Three police officers and a civilian were on Thursday injured when a police helicopter crashed near Mathare, Nairobi.
The 15-seater helicopter, registration number 5Y-NPS and acquired in April this year at a cost of Sh683 million, was on routine patrol when it crashed at the National Youth Service (NYS) engineering institute.
Aboard were Inspector Martin Ndungu, Inspector Dennis Otom Oduk, Constable Michael Kariuki Mutwota and a foreigner.
The foreigner, according to the police headquarters, was from the Italian company AugustaWestland, which supplied the chopper, while Constable Mutwota was the aircraft’s technician.
Nairobi County police commander Japheth Koome said the helicopter was on normal aerial patrol when it developed a mechanical problem.

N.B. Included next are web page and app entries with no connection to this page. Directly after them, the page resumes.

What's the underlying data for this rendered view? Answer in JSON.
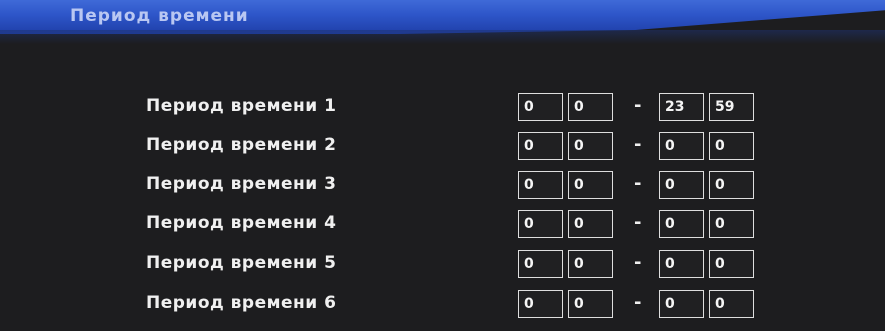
{
  "header": {
    "title": "Период времени"
  },
  "periods": [
    {
      "label": "Период времени 1",
      "start_hour": "0",
      "start_min": "0",
      "end_hour": "23",
      "end_min": "59"
    },
    {
      "label": "Период времени 2",
      "start_hour": "0",
      "start_min": "0",
      "end_hour": "0",
      "end_min": "0"
    },
    {
      "label": "Период времени 3",
      "start_hour": "0",
      "start_min": "0",
      "end_hour": "0",
      "end_min": "0"
    },
    {
      "label": "Период времени 4",
      "start_hour": "0",
      "start_min": "0",
      "end_hour": "0",
      "end_min": "0"
    },
    {
      "label": "Период времени 5",
      "start_hour": "0",
      "start_min": "0",
      "end_hour": "0",
      "end_min": "0"
    },
    {
      "label": "Период времени 6",
      "start_hour": "0",
      "start_min": "0",
      "end_hour": "0",
      "end_min": "0"
    }
  ],
  "separator": "-"
}
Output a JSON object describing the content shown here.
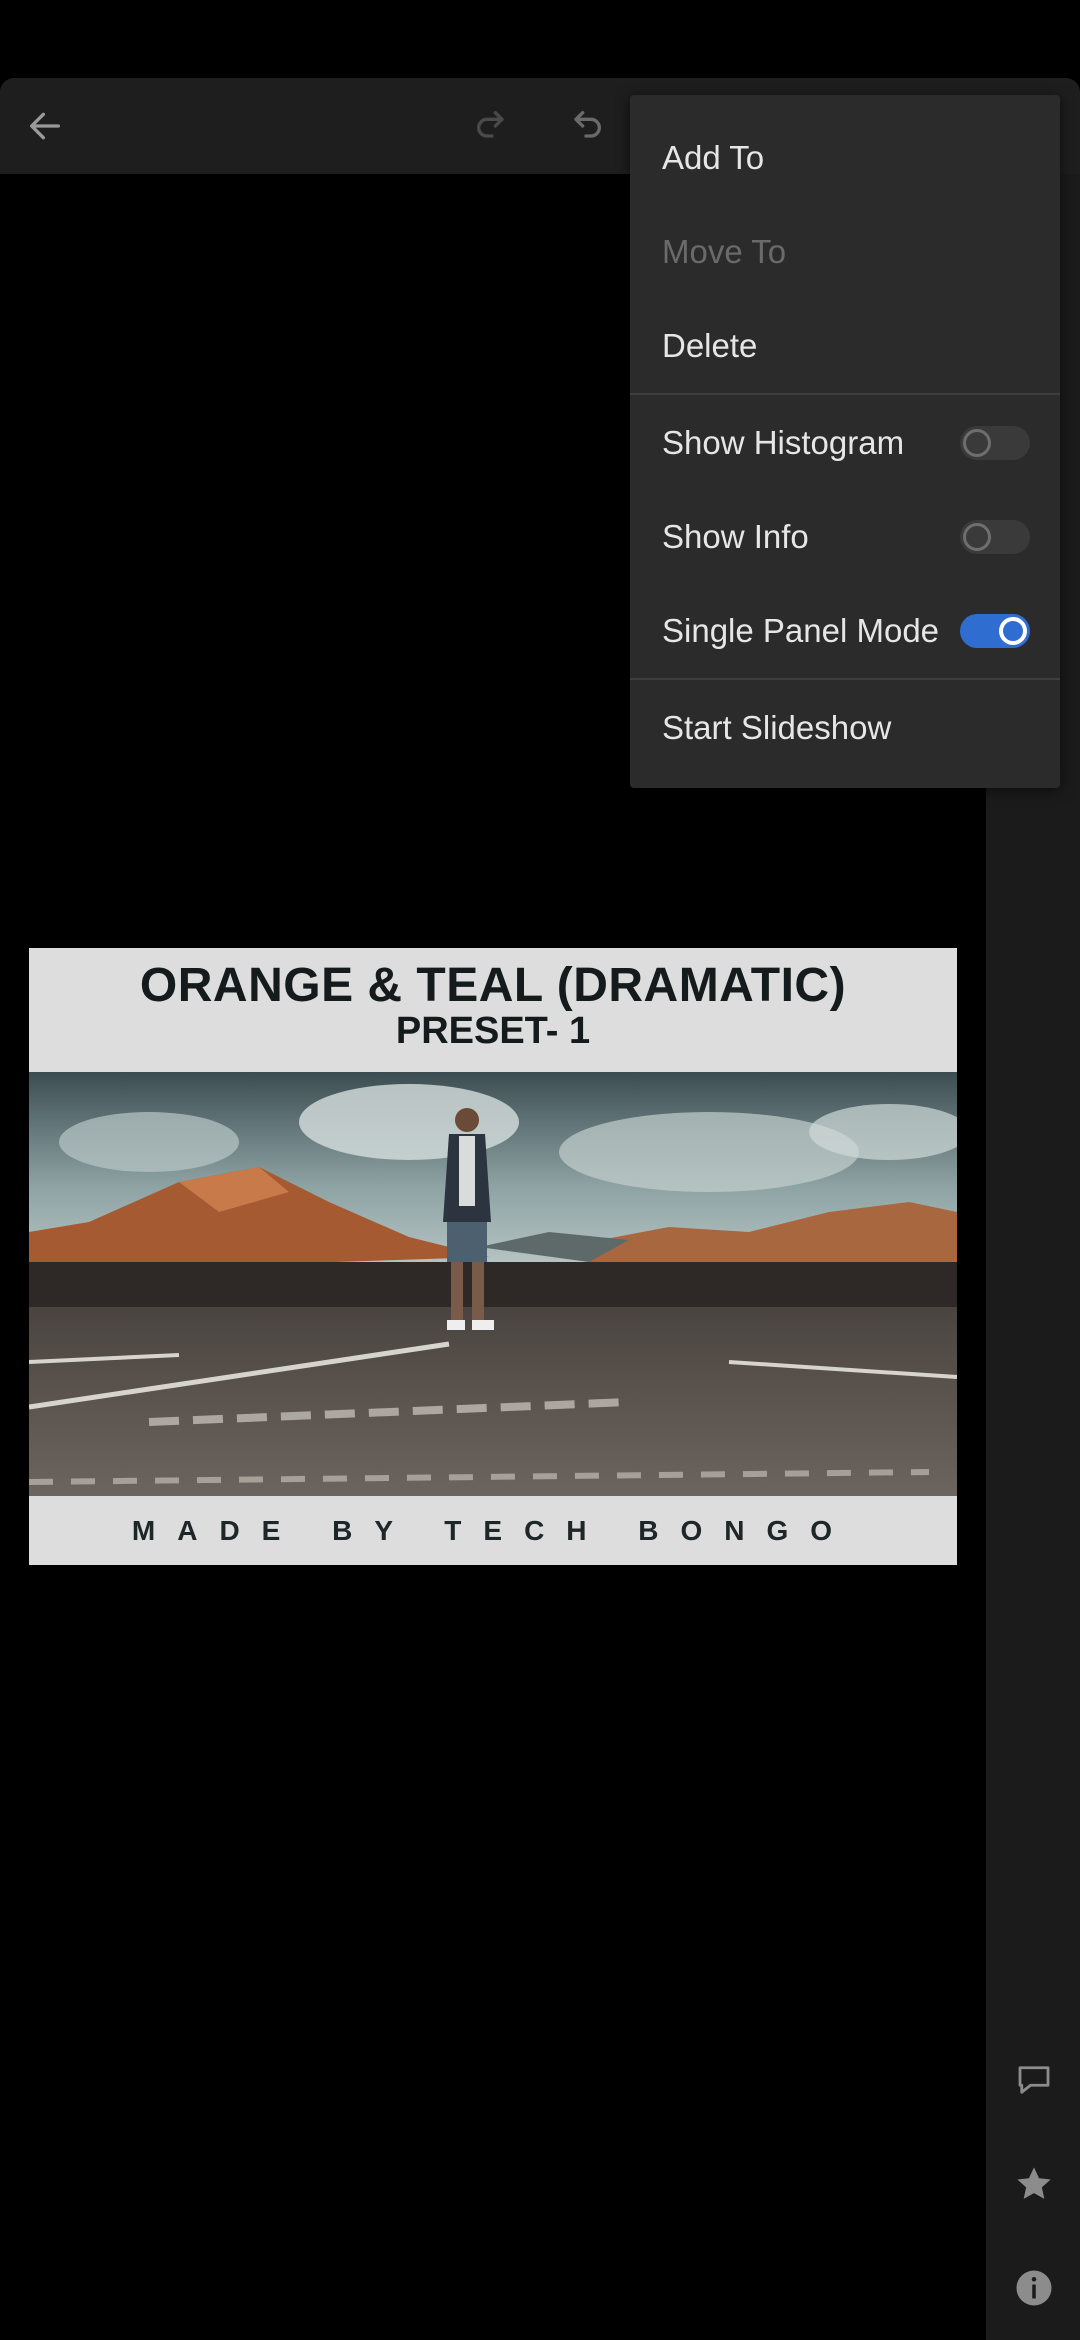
{
  "toolbar": {
    "back_icon": "arrow-left-icon",
    "redo_icon": "redo-icon",
    "undo_icon": "undo-icon"
  },
  "menu": {
    "items": [
      {
        "label": "Add To",
        "enabled": true
      },
      {
        "label": "Move To",
        "enabled": false
      },
      {
        "label": "Delete",
        "enabled": true
      }
    ],
    "toggles": [
      {
        "label": "Show Histogram",
        "on": false
      },
      {
        "label": "Show Info",
        "on": false
      },
      {
        "label": "Single Panel Mode",
        "on": true
      }
    ],
    "slideshow_label": "Start Slideshow"
  },
  "photo": {
    "title": "ORANGE & TEAL (DRAMATIC)",
    "subtitle": "PRESET- 1",
    "footer": "MADE BY TECH BONGO"
  },
  "side_panel": {
    "icons": [
      "comment-icon",
      "star-icon",
      "info-icon"
    ]
  },
  "colors": {
    "accent": "#2f6dd0",
    "menu_bg": "#2b2b2b",
    "toolbar_bg": "#1e1e1e"
  }
}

"The aircraft was on normal surveillance when it developed problems. We cannot tell the cause of the accident. The pilot had put all efforts to land in the field where there are no people. No other casualties besides the four," he said.
An NYS officer said avionic students from the institute turned off relevant switches to prevent it from bursting into flames.

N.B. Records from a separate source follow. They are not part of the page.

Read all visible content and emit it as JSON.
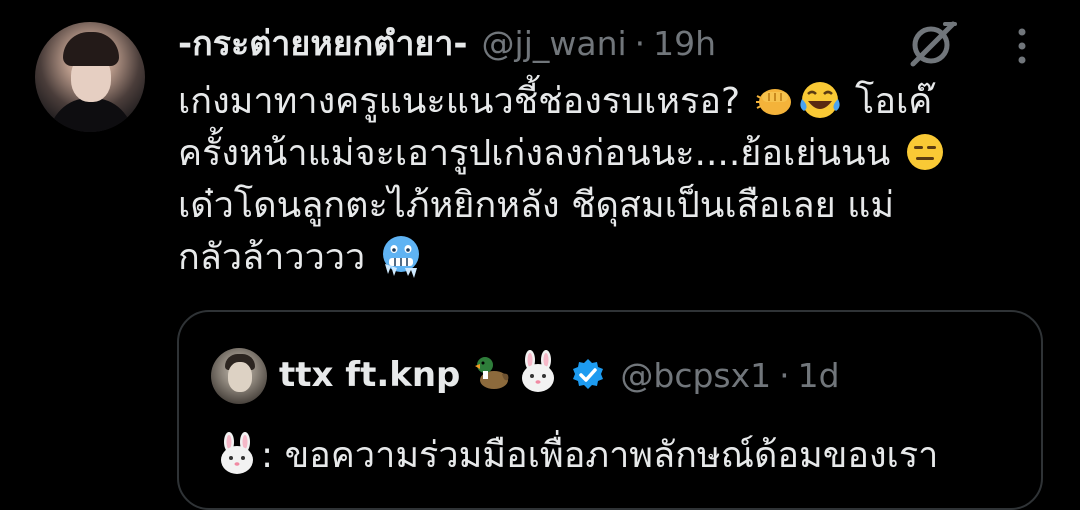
{
  "tweet": {
    "display_name": "-กระต่ายหยกตำยา-",
    "handle": "@jj_wani",
    "separator": "·",
    "time": "19h",
    "text_lines": [
      {
        "before": "เก่งมาทางครูแนะแนวชี้ช่องรบเหรอ? ",
        "emojis": [
          "fist-emoji",
          "laughing-tears-emoji"
        ],
        "after": " โอเค๊"
      },
      {
        "before": "ครั้งหน้าแม่จะเอารูปเก่งลงก่อนนะ....ย้อเย่นนน ",
        "emojis": [
          "expressionless-face-emoji"
        ],
        "after": ""
      },
      {
        "before": "เด๋วโดนลูกตะไภ้หยิกหลัง ชีดุสมเป็นเสือเลย แม่",
        "emojis": [],
        "after": ""
      },
      {
        "before": "กลัวล้าวววว ",
        "emojis": [
          "cold-face-emoji"
        ],
        "after": ""
      }
    ]
  },
  "quote": {
    "display_name": "ttx ft.knp",
    "name_emojis": [
      "duck-emoji",
      "rabbit-face-emoji"
    ],
    "verified_icon": "verified-badge-icon",
    "handle": "@bcpsx1",
    "separator": "·",
    "time": "1d",
    "text_emoji": "rabbit-face-emoji",
    "text": ": ขอความร่วมมือเพื่อภาพลักษณ์ด้อมของเรา"
  },
  "icons": {
    "grok": "grok-icon",
    "more": "more-options-icon"
  },
  "colors": {
    "background": "#000000",
    "primary_text": "#e7e9ea",
    "secondary_text": "#71767b",
    "border": "#2f3336",
    "verified": "#1d9bf0"
  }
}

The passengers were rushed to the GSU headquarters health centre before being transferred to another hospital for specialised treatment.
Mr Koome added that they were in a stable condition.
This is the second crash of an aircraft reported today, following an earlier crash in Naivasha involving a light plane.
The earlier accident occurred at Sanctuary Farm. A Kenya Red Cross officer at the scene said one person on the plane died while five passengers suffered injuries.
The Naivasha OCPD says the aircraft was airborne for less than five minutes.
Police have enhanced both ground and aerial patrols in Nairobi and its environs ahead of the Jubilee Party launch at Kasarani Stadium on Saturday.
At least 10,000 delegates are expected to attend.
"We have now secured the area. Normal patrols will, however, continue as we have more choppers," the police boss added.
The AW139 helicopter is suitable for, among other things, search and rescue and maritime patrol.
It has forward-looking infrared (FLIR) cameras that enable a pilot to manoeuvre at night and in a foggy condition.
Edited by Philip Momanyi